▶ _WHAT IS BEING ASKED_: Your task is to give the entries back exactly, leaving nothing out.

▶ _LISTED ENTRIES_:
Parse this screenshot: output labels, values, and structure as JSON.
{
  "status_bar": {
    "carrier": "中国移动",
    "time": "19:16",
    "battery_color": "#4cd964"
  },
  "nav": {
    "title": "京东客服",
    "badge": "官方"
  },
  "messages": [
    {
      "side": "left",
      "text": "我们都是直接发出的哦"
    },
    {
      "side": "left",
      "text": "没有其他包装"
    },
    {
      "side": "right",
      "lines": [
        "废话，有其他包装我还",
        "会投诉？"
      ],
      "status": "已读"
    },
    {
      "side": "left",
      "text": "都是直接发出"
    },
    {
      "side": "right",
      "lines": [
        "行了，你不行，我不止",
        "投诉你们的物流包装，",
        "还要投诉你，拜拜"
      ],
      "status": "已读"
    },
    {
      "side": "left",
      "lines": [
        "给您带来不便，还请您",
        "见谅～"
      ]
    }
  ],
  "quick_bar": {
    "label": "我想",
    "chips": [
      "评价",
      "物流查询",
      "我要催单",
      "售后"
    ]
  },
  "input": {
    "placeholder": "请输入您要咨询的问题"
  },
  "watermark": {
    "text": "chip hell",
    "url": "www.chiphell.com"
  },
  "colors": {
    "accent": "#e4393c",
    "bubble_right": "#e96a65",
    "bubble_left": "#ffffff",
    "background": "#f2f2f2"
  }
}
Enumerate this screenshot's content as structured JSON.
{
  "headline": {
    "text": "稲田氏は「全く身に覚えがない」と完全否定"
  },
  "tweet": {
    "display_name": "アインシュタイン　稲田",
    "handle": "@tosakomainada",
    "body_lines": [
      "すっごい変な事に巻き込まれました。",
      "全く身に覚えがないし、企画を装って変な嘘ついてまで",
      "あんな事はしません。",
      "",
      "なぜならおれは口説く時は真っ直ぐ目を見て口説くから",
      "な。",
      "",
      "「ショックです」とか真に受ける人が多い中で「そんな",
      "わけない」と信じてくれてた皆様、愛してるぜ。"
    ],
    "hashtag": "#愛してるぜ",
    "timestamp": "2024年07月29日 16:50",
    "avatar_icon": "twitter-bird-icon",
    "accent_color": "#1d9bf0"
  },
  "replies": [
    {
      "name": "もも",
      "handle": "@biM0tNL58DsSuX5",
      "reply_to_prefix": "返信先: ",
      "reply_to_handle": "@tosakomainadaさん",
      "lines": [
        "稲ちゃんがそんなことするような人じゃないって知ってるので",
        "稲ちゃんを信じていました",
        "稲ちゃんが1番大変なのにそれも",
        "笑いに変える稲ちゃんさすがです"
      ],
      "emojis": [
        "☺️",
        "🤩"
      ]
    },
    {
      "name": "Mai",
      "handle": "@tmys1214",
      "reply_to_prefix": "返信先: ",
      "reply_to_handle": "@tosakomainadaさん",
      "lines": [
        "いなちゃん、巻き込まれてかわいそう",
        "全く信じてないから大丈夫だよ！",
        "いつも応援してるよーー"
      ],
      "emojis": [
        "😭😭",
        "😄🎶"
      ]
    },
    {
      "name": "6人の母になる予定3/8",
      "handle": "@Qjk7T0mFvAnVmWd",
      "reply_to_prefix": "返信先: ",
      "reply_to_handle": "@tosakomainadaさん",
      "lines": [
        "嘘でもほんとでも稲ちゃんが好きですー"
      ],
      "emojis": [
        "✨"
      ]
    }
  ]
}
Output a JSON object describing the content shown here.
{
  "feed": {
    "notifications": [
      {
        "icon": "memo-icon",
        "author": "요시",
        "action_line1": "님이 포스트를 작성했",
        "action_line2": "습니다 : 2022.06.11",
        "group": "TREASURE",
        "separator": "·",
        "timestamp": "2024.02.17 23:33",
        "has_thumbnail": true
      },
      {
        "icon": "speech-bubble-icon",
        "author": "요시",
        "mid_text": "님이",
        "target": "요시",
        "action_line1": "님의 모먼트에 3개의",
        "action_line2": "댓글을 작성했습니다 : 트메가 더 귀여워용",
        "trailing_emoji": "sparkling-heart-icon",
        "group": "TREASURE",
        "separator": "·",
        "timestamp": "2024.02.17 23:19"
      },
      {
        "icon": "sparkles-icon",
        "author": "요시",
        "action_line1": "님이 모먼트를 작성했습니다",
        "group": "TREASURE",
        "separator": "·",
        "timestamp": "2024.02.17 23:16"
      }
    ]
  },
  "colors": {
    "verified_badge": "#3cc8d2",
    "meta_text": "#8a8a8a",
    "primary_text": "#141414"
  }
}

▶ _RESULT BELOW_:
Parse this screenshot: output labels, values, and structure as JSON.
{
  "status_bar": {
    "carrier": "中国移动",
    "time": "19:16",
    "battery_color": "#4cd964"
  },
  "nav": {
    "title": "京东客服",
    "badge": "官方"
  },
  "messages": [
    {
      "side": "left",
      "text": "我们都是直接发出的哦"
    },
    {
      "side": "left",
      "text": "没有其他包装"
    },
    {
      "side": "right",
      "lines": [
        "废话，有其他包装我还",
        "会投诉？"
      ],
      "status": "已读"
    },
    {
      "side": "left",
      "text": "都是直接发出"
    },
    {
      "side": "right",
      "lines": [
        "行了，你不行，我不止",
        "投诉你们的物流包装，",
        "还要投诉你，拜拜"
      ],
      "status": "已读"
    },
    {
      "side": "left",
      "lines": [
        "给您带来不便，还请您",
        "见谅～"
      ]
    }
  ],
  "quick_bar": {
    "label": "我想",
    "chips": [
      "评价",
      "物流查询",
      "我要催单",
      "售后"
    ]
  },
  "input": {
    "placeholder": "请输入您要咨询的问题"
  },
  "watermark": {
    "text": "chip hell",
    "url": "www.chiphell.com"
  },
  "colors": {
    "accent": "#e4393c",
    "bubble_right": "#e96a65",
    "bubble_left": "#ffffff",
    "background": "#f2f2f2"
  }
}
Enumerate this screenshot's content as structured JSON.
{
  "headline": {
    "text": "稲田氏は「全く身に覚えがない」と完全否定"
  },
  "tweet": {
    "display_name": "アインシュタイン　稲田",
    "handle": "@tosakomainada",
    "body_lines": [
      "すっごい変な事に巻き込まれました。",
      "全く身に覚えがないし、企画を装って変な嘘ついてまで",
      "あんな事はしません。",
      "",
      "なぜならおれは口説く時は真っ直ぐ目を見て口説くから",
      "な。",
      "",
      "「ショックです」とか真に受ける人が多い中で「そんな",
      "わけない」と信じてくれてた皆様、愛してるぜ。"
    ],
    "hashtag": "#愛してるぜ",
    "timestamp": "2024年07月29日 16:50",
    "avatar_icon": "twitter-bird-icon",
    "accent_color": "#1d9bf0"
  },
  "replies": [
    {
      "name": "もも",
      "handle": "@biM0tNL58DsSuX5",
      "reply_to_prefix": "返信先: ",
      "reply_to_handle": "@tosakomainadaさん",
      "lines": [
        "稲ちゃんがそんなことするような人じゃないって知ってるので",
        "稲ちゃんを信じていました",
        "稲ちゃんが1番大変なのにそれも",
        "笑いに変える稲ちゃんさすがです"
      ],
      "emojis": [
        "☺️",
        "🤩"
      ]
    },
    {
      "name": "Mai",
      "handle": "@tmys1214",
      "reply_to_prefix": "返信先: ",
      "reply_to_handle": "@tosakomainadaさん",
      "lines": [
        "いなちゃん、巻き込まれてかわいそう",
        "全く信じてないから大丈夫だよ！",
        "いつも応援してるよーー"
      ],
      "emojis": [
        "😭😭",
        "😄🎶"
      ]
    },
    {
      "name": "6人の母になる予定3/8",
      "handle": "@Qjk7T0mFvAnVmWd",
      "reply_to_prefix": "返信先: ",
      "reply_to_handle": "@tosakomainadaさん",
      "lines": [
        "嘘でもほんとでも稲ちゃんが好きですー"
      ],
      "emojis": [
        "✨"
      ]
    }
  ]
}
Output a JSON object describing the content shown here.
{
  "feed": {
    "notifications": [
      {
        "icon": "memo-icon",
        "author": "요시",
        "action_line1": "님이 포스트를 작성했",
        "action_line2": "습니다 : 2022.06.11",
        "group": "TREASURE",
        "separator": "·",
        "timestamp": "2024.02.17 23:33",
        "has_thumbnail": true
      },
      {
        "icon": "speech-bubble-icon",
        "author": "요시",
        "mid_text": "님이",
        "target": "요시",
        "action_line1": "님의 모먼트에 3개의",
        "action_line2": "댓글을 작성했습니다 : 트메가 더 귀여워용",
        "trailing_emoji": "sparkling-heart-icon",
        "group": "TREASURE",
        "separator": "·",
        "timestamp": "2024.02.17 23:19"
      },
      {
        "icon": "sparkles-icon",
        "author": "요시",
        "action_line1": "님이 모먼트를 작성했습니다",
        "group": "TREASURE",
        "separator": "·",
        "timestamp": "2024.02.17 23:16"
      }
    ]
  },
  "colors": {
    "verified_badge": "#3cc8d2",
    "meta_text": "#8a8a8a",
    "primary_text": "#141414"
  }
}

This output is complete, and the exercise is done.